What is being asked :: Give every line of the data again, unchanged, but with no pictures.

Data in this exercise ::

-----

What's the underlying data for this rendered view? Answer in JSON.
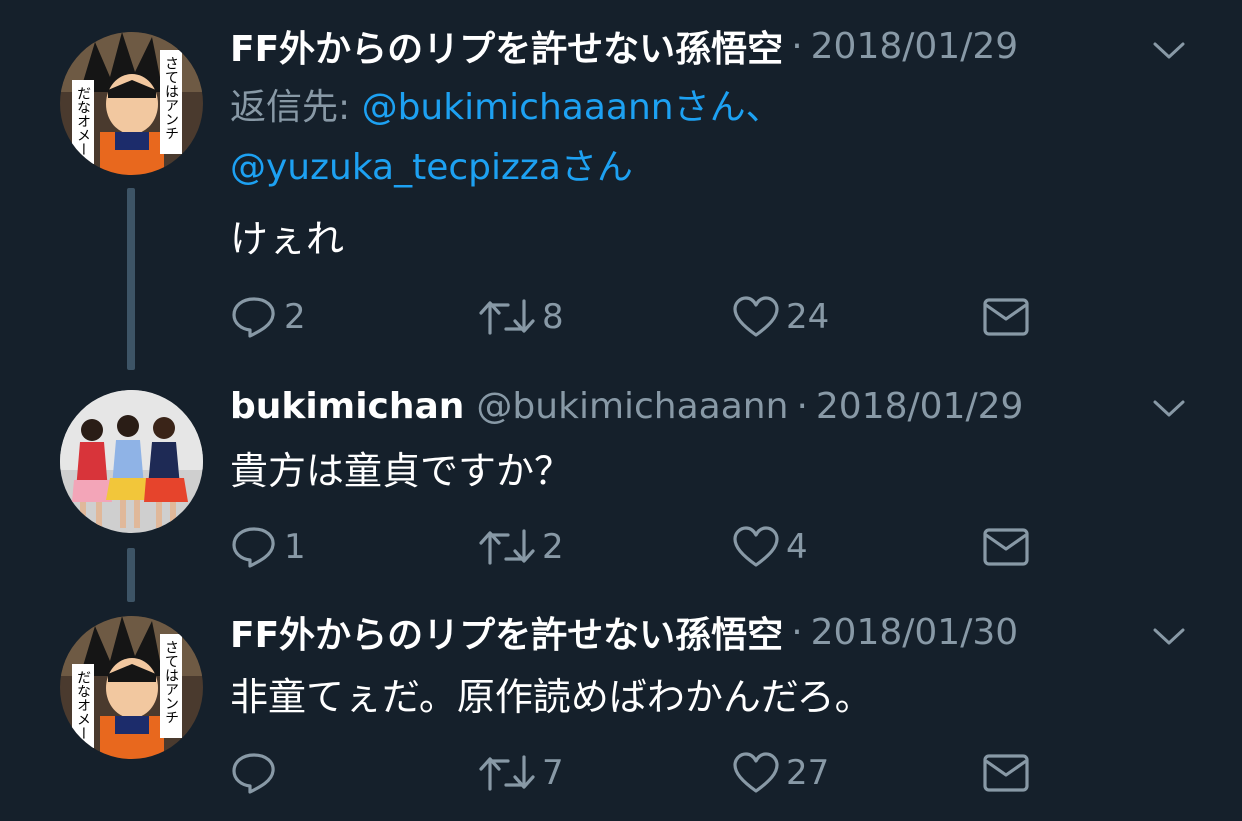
{
  "tweets": [
    {
      "name": "FF外からのリプを許せない孫悟空",
      "handle": "",
      "separator": "·",
      "date": "2018/01/29",
      "reply_prefix": "返信先: ",
      "reply_to_1": "@bukimichaaannさん、",
      "reply_to_2": "@yuzuka_tecpizzaさん",
      "text": "けぇれ",
      "avatar_caption": [
        "さてはアンチ",
        "だなオメー"
      ],
      "replies": "2",
      "retweets": "8",
      "likes": "24"
    },
    {
      "name": "bukimichan",
      "handle": "@bukimichaaann",
      "separator": "·",
      "date": "2018/01/29",
      "text": "貴方は童貞ですか？",
      "replies": "1",
      "retweets": "2",
      "likes": "4"
    },
    {
      "name": "FF外からのリプを許せない孫悟空",
      "handle": "",
      "separator": "·",
      "date": "2018/01/30",
      "text": "非童てぇだ。原作読めばわかんだろ。",
      "avatar_caption": [
        "さてはアンチ",
        "だなオメー"
      ],
      "replies": "",
      "retweets": "7",
      "likes": "27"
    }
  ],
  "icons": {
    "reply": "reply-bubble-icon",
    "retweet": "retweet-arrows-icon",
    "like": "heart-outline-icon",
    "dm": "envelope-icon",
    "menu": "chevron-down-icon"
  },
  "colors": {
    "background": "#15202b",
    "text_primary": "#ffffff",
    "text_secondary": "#8899a6",
    "link": "#1da1f2",
    "thread_line": "#3d5466"
  }
}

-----

Your solution ::
What's the underlying data for this rendered view? Answer in JSON.
{
  "tweets": [
    {
      "name": "FF外からのリプを許せない孫悟空",
      "handle": "",
      "separator": "·",
      "date": "2018/01/29",
      "reply_prefix": "返信先: ",
      "reply_to_1": "@bukimichaaannさん、",
      "reply_to_2": "@yuzuka_tecpizzaさん",
      "text": "けぇれ",
      "avatar_caption": [
        "さてはアンチ",
        "だなオメー"
      ],
      "replies": "2",
      "retweets": "8",
      "likes": "24"
    },
    {
      "name": "bukimichan",
      "handle": "@bukimichaaann",
      "separator": "·",
      "date": "2018/01/29",
      "text": "貴方は童貞ですか？",
      "replies": "1",
      "retweets": "2",
      "likes": "4"
    },
    {
      "name": "FF外からのリプを許せない孫悟空",
      "handle": "",
      "separator": "·",
      "date": "2018/01/30",
      "text": "非童てぇだ。原作読めばわかんだろ。",
      "avatar_caption": [
        "さてはアンチ",
        "だなオメー"
      ],
      "replies": "",
      "retweets": "7",
      "likes": "27"
    }
  ],
  "icons": {
    "reply": "reply-bubble-icon",
    "retweet": "retweet-arrows-icon",
    "like": "heart-outline-icon",
    "dm": "envelope-icon",
    "menu": "chevron-down-icon"
  },
  "colors": {
    "background": "#15202b",
    "text_primary": "#ffffff",
    "text_secondary": "#8899a6",
    "link": "#1da1f2",
    "thread_line": "#3d5466"
  }
}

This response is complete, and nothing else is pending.